Task objective —
Please report each line of the data below that contains "hooks".

Provided information —
= Beginning of Section =

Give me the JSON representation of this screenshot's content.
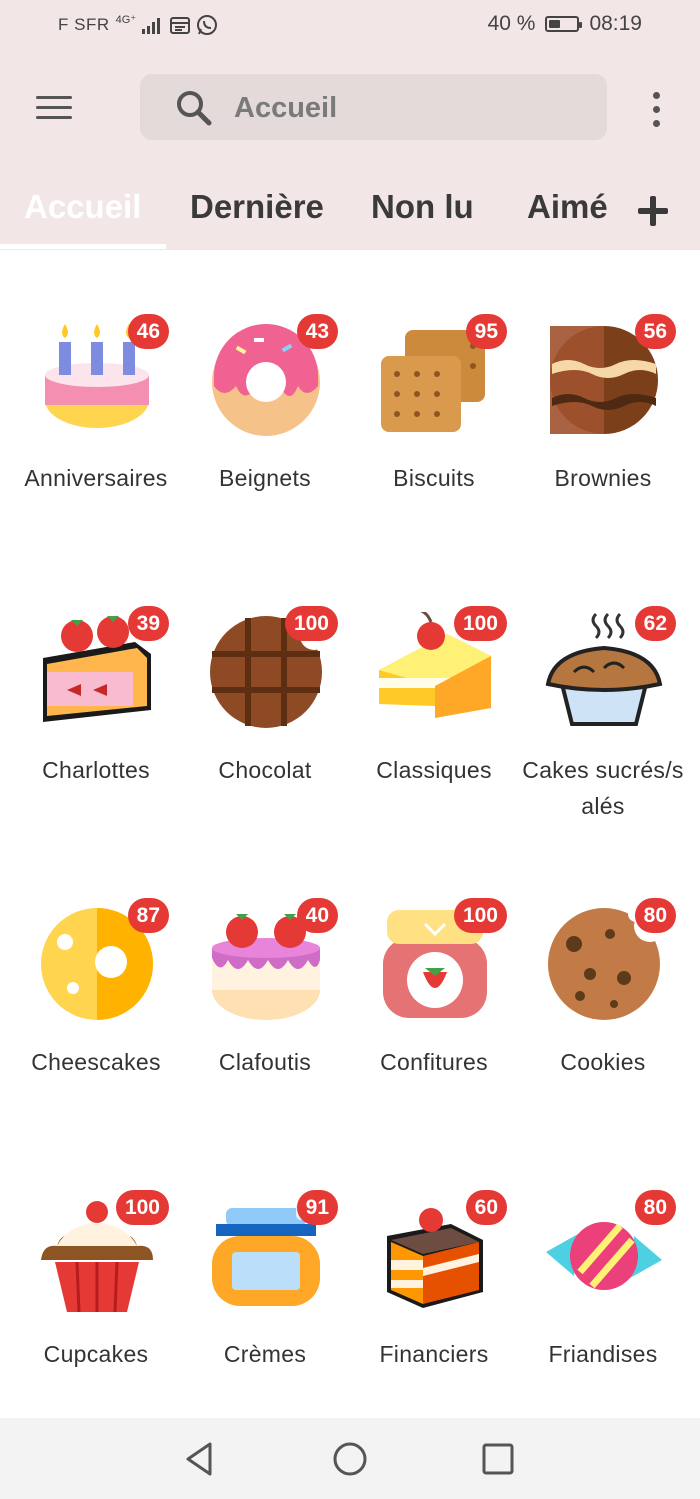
{
  "status_bar": {
    "carrier": "F SFR",
    "network": "4G⁺",
    "battery_text": "40 %",
    "battery_level": 0.4,
    "time": "08:19"
  },
  "header": {
    "search_placeholder": "Accueil",
    "icons": {
      "menu": "hamburger-menu-icon",
      "search": "search-icon",
      "more": "more-vert-icon",
      "add": "plus-icon"
    }
  },
  "tabs": [
    {
      "label": "Accueil",
      "active": true
    },
    {
      "label": "Dernière",
      "active": false
    },
    {
      "label": "Non lu",
      "active": false
    },
    {
      "label": "Aimé",
      "active": false
    }
  ],
  "categories": [
    {
      "label": "Anniversaires",
      "count": "46",
      "icon": "birthday-cake-icon"
    },
    {
      "label": "Beignets",
      "count": "43",
      "icon": "donut-icon"
    },
    {
      "label": "Biscuits",
      "count": "95",
      "icon": "biscuit-icon"
    },
    {
      "label": "Brownies",
      "count": "56",
      "icon": "brownie-icon"
    },
    {
      "label": "Charlottes",
      "count": "39",
      "icon": "strawberry-cake-slice-icon"
    },
    {
      "label": "Chocolat",
      "count": "100",
      "icon": "chocolate-bar-icon"
    },
    {
      "label": "Classiques",
      "count": "100",
      "icon": "cake-slice-cherry-icon"
    },
    {
      "label": "Cakes sucrés/salés",
      "count": "62",
      "icon": "pie-icon"
    },
    {
      "label": "Cheescakes",
      "count": "87",
      "icon": "cheesecake-icon"
    },
    {
      "label": "Clafoutis",
      "count": "40",
      "icon": "strawberry-cake-icon"
    },
    {
      "label": "Confitures",
      "count": "100",
      "icon": "jam-jar-icon"
    },
    {
      "label": "Cookies",
      "count": "80",
      "icon": "cookie-icon"
    },
    {
      "label": "Cupcakes",
      "count": "100",
      "icon": "cupcake-icon"
    },
    {
      "label": "Crèmes",
      "count": "91",
      "icon": "cream-jar-icon"
    },
    {
      "label": "Financiers",
      "count": "60",
      "icon": "layer-cake-icon"
    },
    {
      "label": "Friandises",
      "count": "80",
      "icon": "candy-icon"
    }
  ],
  "nav_bar": {
    "back": "back-triangle-icon",
    "home": "home-circle-icon",
    "recents": "recents-square-icon"
  },
  "colors": {
    "app_bar": "#f2e6e6",
    "badge": "#e53935",
    "active_tab": "#ffffff"
  }
}
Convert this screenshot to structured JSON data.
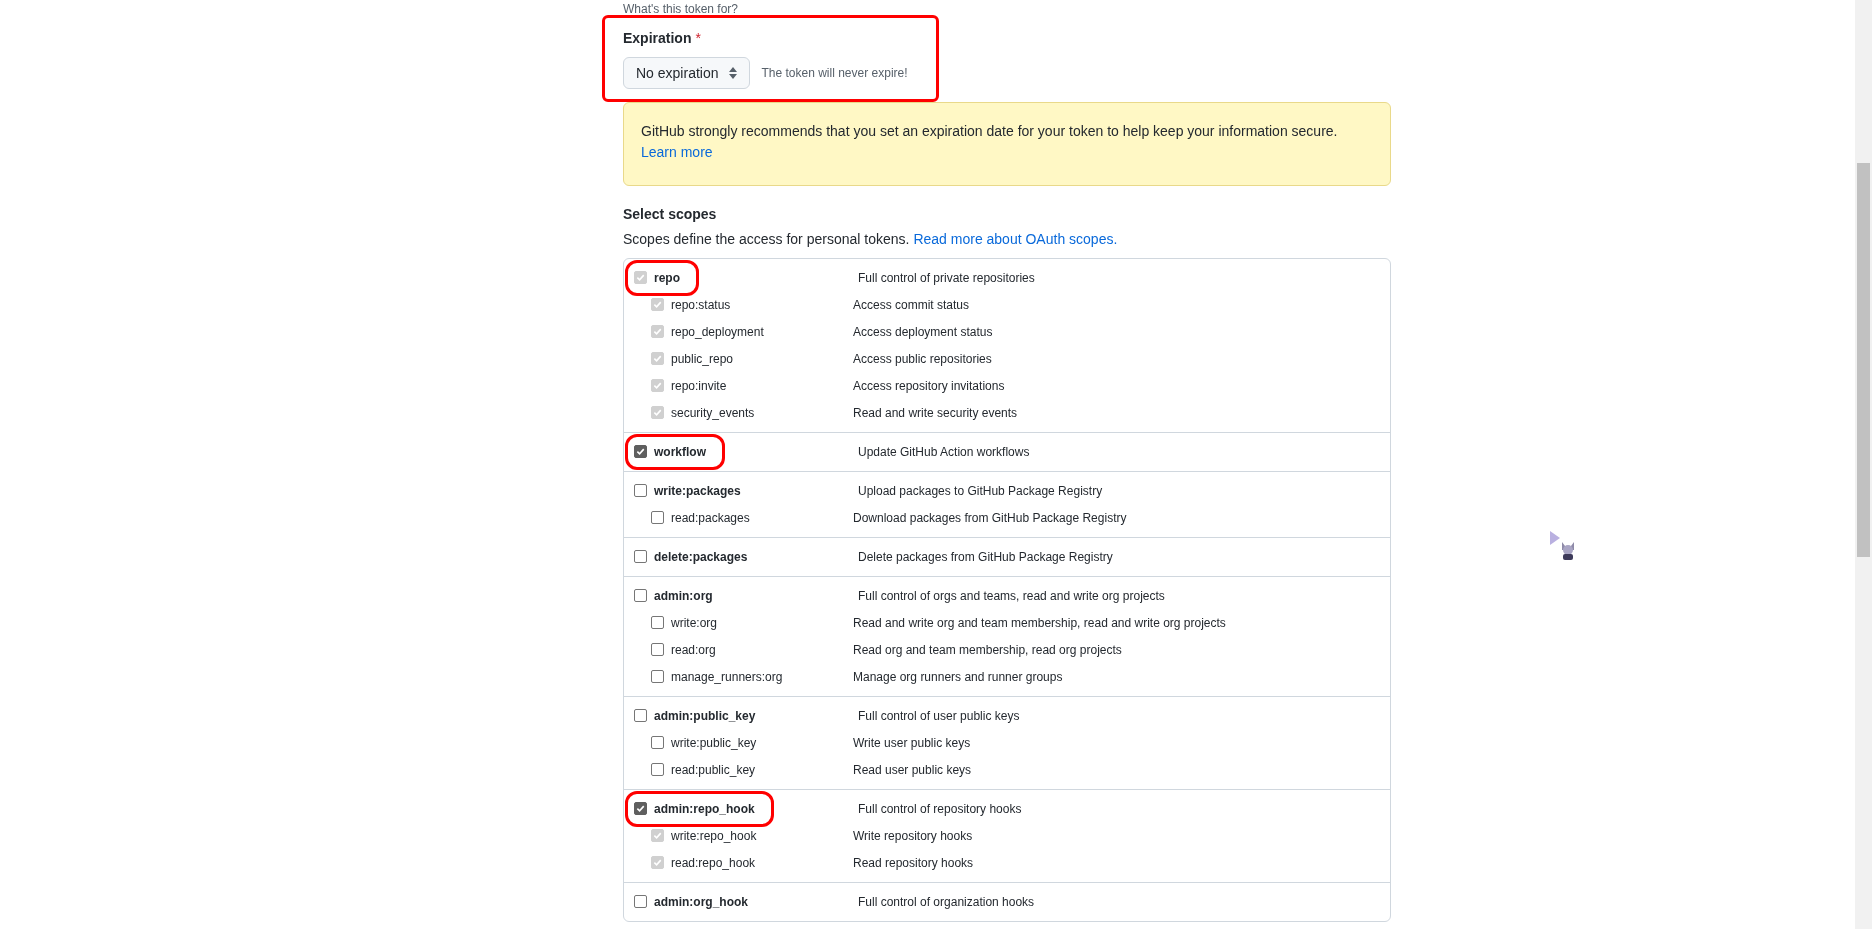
{
  "note_label": "What's this token for?",
  "expiration": {
    "label": "Expiration",
    "required_mark": "*",
    "value": "No expiration",
    "hint": "The token will never expire!",
    "highlighted": true
  },
  "banner": {
    "text": "GitHub strongly recommends that you set an expiration date for your token to help keep your information secure.",
    "link": "Learn more"
  },
  "scopes_heading": "Select scopes",
  "scopes_description": {
    "text": "Scopes define the access for personal tokens.",
    "link": "Read more about OAuth scopes."
  },
  "scope_groups": [
    {
      "name": "repo",
      "description": "Full control of private repositories",
      "checked": true,
      "disabled": true,
      "highlighted": true,
      "children": [
        {
          "name": "repo:status",
          "description": "Access commit status",
          "checked": true,
          "disabled": true
        },
        {
          "name": "repo_deployment",
          "description": "Access deployment status",
          "checked": true,
          "disabled": true
        },
        {
          "name": "public_repo",
          "description": "Access public repositories",
          "checked": true,
          "disabled": true
        },
        {
          "name": "repo:invite",
          "description": "Access repository invitations",
          "checked": true,
          "disabled": true
        },
        {
          "name": "security_events",
          "description": "Read and write security events",
          "checked": true,
          "disabled": true
        }
      ]
    },
    {
      "name": "workflow",
      "description": "Update GitHub Action workflows",
      "checked": true,
      "disabled": false,
      "highlighted": true
    },
    {
      "name": "write:packages",
      "description": "Upload packages to GitHub Package Registry",
      "checked": false,
      "disabled": false,
      "highlighted": false,
      "children": [
        {
          "name": "read:packages",
          "description": "Download packages from GitHub Package Registry",
          "checked": false,
          "disabled": false
        }
      ]
    },
    {
      "name": "delete:packages",
      "description": "Delete packages from GitHub Package Registry",
      "checked": false,
      "disabled": false,
      "highlighted": false
    },
    {
      "name": "admin:org",
      "description": "Full control of orgs and teams, read and write org projects",
      "checked": false,
      "disabled": false,
      "highlighted": false,
      "children": [
        {
          "name": "write:org",
          "description": "Read and write org and team membership, read and write org projects",
          "checked": false,
          "disabled": false
        },
        {
          "name": "read:org",
          "description": "Read org and team membership, read org projects",
          "checked": false,
          "disabled": false
        },
        {
          "name": "manage_runners:org",
          "description": "Manage org runners and runner groups",
          "checked": false,
          "disabled": false
        }
      ]
    },
    {
      "name": "admin:public_key",
      "description": "Full control of user public keys",
      "checked": false,
      "disabled": false,
      "highlighted": false,
      "children": [
        {
          "name": "write:public_key",
          "description": "Write user public keys",
          "checked": false,
          "disabled": false
        },
        {
          "name": "read:public_key",
          "description": "Read user public keys",
          "checked": false,
          "disabled": false
        }
      ]
    },
    {
      "name": "admin:repo_hook",
      "description": "Full control of repository hooks",
      "checked": true,
      "disabled": false,
      "highlighted": true,
      "children": [
        {
          "name": "write:repo_hook",
          "description": "Write repository hooks",
          "checked": true,
          "disabled": true
        },
        {
          "name": "read:repo_hook",
          "description": "Read repository hooks",
          "checked": true,
          "disabled": true
        }
      ]
    },
    {
      "name": "admin:org_hook",
      "description": "Full control of organization hooks",
      "checked": false,
      "disabled": false,
      "highlighted": false
    }
  ]
}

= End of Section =

Finished exercise —
      "description": "Full control of repository hooks",
          "description": "Write repository hooks",
          "description": "Read repository hooks",
      "description": "Full control of organization hooks",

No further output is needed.